India’s exports already have topped China’s, and this in itself is a catalyst. Bhargava believes that China isn’t strong in the small-car segment because its auto industry took shape making midsize cars. Tim Armstrong, director of market intelligence service IHS Global Insight, says that 95% of the 690,000 cars that India will export in 2015 will be small cars. With oil’s 2008 price spike still fresh in people’s minds, more and more people are shifting away from gas guzzlers.

Environmental consciousness is increasing, too. Rising worries about carbon dioxide emissions have led European governments to announce subsidies for replacing cars more than 10 years old. Germany, for instance, provided buyers a €2,500 subsidy to buy a new car. Given their cost, mileage and emissions advantages, small cars have much to offer. Maruti’s new A-star, for one, has done exceedingly well in Europe, Bhargava says.

Environmental hazards could also drive more and more toward small cars. “It is here that India stands to gain,” Bhargava says. “A greater awareness that large cars are a needless luxury is dawning upon the Europeans. But we need to prune costs further; there are too many non-value-adding transaction costs which are still a deterrent. That is why we have started an interface with the government in a move toward cooperation so that the consumer or the government doesn’t get hurt.”

It’s Not About the Nano

The majors’ great rush to enter the Indian small-car market is fraught with irony. Few realized until recently that the real market was in the compact space. Ford, Honda and Toyota all read it wrong. Only Hyundai took the risk, along with Tata and its Indica, to develop and expand the Indian small-car market. By 2015, Indian passenger-car production is likely to swell to 3.5 million, and more than 60% will be small cars, according to SIAM.

The queuing up of global majors to manufacture small cars in India appears to have little to do with the Tatas’ ultra-low-cost (ULC) car, the Nano. Rather, investors believe the market will widen and deepen. The Toyota Yaris and iQ are already doing well in Europe, Toyota’s Singh says. “Europe is not interested in the ULC car. It wants a small car with all the safety features, and also top-end accessories. It seeks … a modern, fuel-efficient hatchback. A distinction needs to be made between the ULC and a strategy compact for the European market. Our endeavor in India is to manufacture a car which meets Toyota’s stringent standards. We are not in a hurry to capture market share, and we are in India for the long haul. We now have evolved from being a small-volume player to a mass-volume player in the Indian market.”

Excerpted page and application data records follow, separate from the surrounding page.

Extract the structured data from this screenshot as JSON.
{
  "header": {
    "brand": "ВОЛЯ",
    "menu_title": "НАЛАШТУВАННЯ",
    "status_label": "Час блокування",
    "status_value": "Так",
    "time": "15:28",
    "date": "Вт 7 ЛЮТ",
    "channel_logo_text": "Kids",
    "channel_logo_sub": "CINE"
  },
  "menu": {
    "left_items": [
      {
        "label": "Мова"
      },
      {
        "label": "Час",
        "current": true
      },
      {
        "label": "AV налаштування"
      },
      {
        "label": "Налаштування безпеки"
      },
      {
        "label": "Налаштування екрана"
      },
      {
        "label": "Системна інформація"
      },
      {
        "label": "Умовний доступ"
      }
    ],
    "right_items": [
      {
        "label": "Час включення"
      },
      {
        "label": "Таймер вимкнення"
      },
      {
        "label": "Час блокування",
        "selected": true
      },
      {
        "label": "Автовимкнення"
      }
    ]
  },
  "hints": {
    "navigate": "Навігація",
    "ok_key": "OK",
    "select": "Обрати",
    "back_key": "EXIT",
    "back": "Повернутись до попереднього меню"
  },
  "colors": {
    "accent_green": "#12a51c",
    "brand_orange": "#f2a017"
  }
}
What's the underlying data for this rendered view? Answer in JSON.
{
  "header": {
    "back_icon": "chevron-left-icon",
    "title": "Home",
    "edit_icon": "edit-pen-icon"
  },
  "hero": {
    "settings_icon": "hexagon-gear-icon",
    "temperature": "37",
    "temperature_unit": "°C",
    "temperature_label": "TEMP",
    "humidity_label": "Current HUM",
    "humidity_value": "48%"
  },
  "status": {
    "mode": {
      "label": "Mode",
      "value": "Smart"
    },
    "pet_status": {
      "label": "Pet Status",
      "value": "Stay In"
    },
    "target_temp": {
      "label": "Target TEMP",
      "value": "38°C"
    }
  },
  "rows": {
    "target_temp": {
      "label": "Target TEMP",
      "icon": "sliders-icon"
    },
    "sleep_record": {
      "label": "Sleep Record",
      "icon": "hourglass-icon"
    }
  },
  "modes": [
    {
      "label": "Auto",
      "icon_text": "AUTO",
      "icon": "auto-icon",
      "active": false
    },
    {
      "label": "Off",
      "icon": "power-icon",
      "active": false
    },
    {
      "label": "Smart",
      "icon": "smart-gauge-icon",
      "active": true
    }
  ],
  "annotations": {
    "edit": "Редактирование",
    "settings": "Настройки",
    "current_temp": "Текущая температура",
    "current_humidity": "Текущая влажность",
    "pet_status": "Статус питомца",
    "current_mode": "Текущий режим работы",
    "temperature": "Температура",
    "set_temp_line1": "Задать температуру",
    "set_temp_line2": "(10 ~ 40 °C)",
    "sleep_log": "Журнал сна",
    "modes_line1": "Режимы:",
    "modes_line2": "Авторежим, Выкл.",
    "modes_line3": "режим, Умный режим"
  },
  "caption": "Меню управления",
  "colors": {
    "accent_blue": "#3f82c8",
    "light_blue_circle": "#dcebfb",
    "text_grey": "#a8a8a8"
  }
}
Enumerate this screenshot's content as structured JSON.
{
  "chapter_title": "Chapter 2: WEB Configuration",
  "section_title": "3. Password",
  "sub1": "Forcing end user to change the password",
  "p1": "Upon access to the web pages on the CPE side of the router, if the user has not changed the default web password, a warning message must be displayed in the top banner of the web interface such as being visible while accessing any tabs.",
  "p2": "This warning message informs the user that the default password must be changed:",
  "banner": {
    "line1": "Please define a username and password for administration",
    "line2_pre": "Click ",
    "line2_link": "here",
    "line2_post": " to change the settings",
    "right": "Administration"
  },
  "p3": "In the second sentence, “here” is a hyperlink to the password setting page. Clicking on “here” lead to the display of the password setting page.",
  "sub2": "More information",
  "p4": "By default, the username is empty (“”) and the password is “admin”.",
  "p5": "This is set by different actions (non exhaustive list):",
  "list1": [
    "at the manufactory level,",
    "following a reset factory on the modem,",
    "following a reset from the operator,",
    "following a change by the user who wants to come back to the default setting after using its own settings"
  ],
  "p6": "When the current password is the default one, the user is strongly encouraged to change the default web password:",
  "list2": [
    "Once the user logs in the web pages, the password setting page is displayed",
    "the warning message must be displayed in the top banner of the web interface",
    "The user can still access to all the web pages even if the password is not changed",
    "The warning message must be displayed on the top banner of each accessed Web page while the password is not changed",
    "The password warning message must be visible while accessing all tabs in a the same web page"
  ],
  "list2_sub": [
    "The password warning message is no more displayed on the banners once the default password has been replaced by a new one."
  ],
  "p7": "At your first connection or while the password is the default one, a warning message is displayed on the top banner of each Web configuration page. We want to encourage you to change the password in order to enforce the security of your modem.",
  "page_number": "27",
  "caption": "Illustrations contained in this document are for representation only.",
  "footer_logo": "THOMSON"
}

So why didn’t the majors see the opportunity earlier? “Everyone tries to transpose the learning from different markets,” Bhargava says. “Over time, one realizes that India is different. It is an acutely cost-conscious market where after-sales service and spare parts are a critical component. This lack of knowledge about India, its people and customer behavior is primarily responsible for the [majors’] failure.”

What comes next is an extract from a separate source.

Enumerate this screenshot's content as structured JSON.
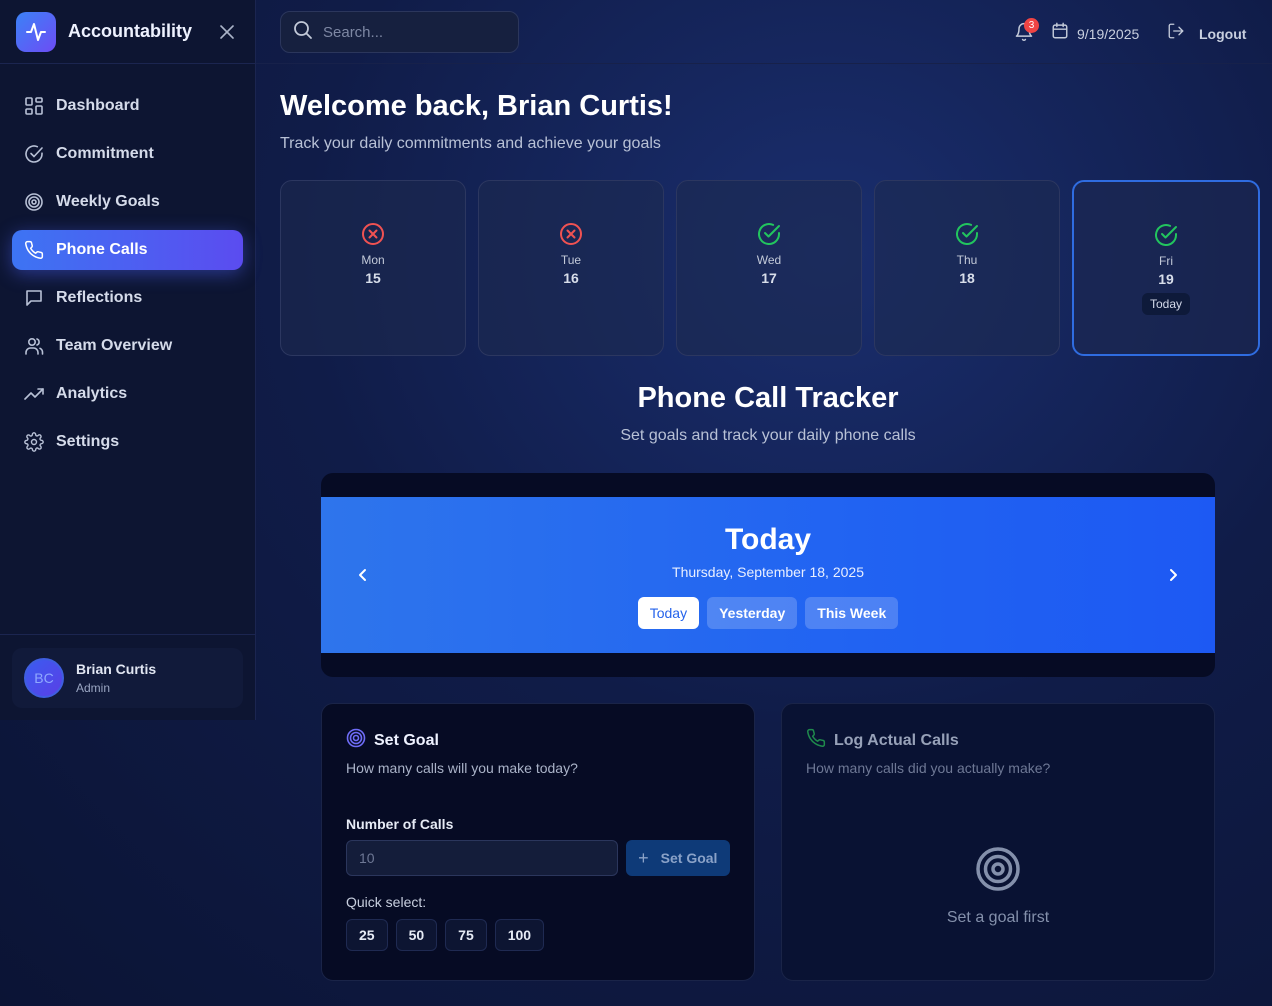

The South Asian market is unique, IIT’s Mohan adds. The proportion of small cars is high, and, unlike in the United States, large SUVs function primarily as high-capacity taxis. The aspirational theme of graduating from small cars to larger cars or sedans is overdone, he says, because per capita incomes remain low, and less than 20% of the population can afford a car or two-wheeler.

But now the herd has arrived. Gyaneshwar Sen, vice president of marketing for Honda Siel in India, believes that sentiment has improved dramatically over the last few months. A recovery from the unease of the economic crisis coupled with lower interest rates and pump-primed liquidity have gone a long way in coaxing customers to return to auto showrooms. The B-plus segment, which starts with Maruti Suzuki’s Swift and ends with Honda’s Jazz, is thriving. New launches have deepened the market. Maruti Suzuki’s Ritz, Hyundai’s i20 and Fiat’s Punto have done their bit in bringing back some cheer. According to Sen, there’s no reason for the mood to ebb. “The Indian stock markets have rebounded, doubling quickly as foreign institutional investors have pumped in US$10 billion” so far this year, he says. “Realty rates have also begun to climb back. So discretionary incomes are coming back into the system again, freeing up money to buy cars.”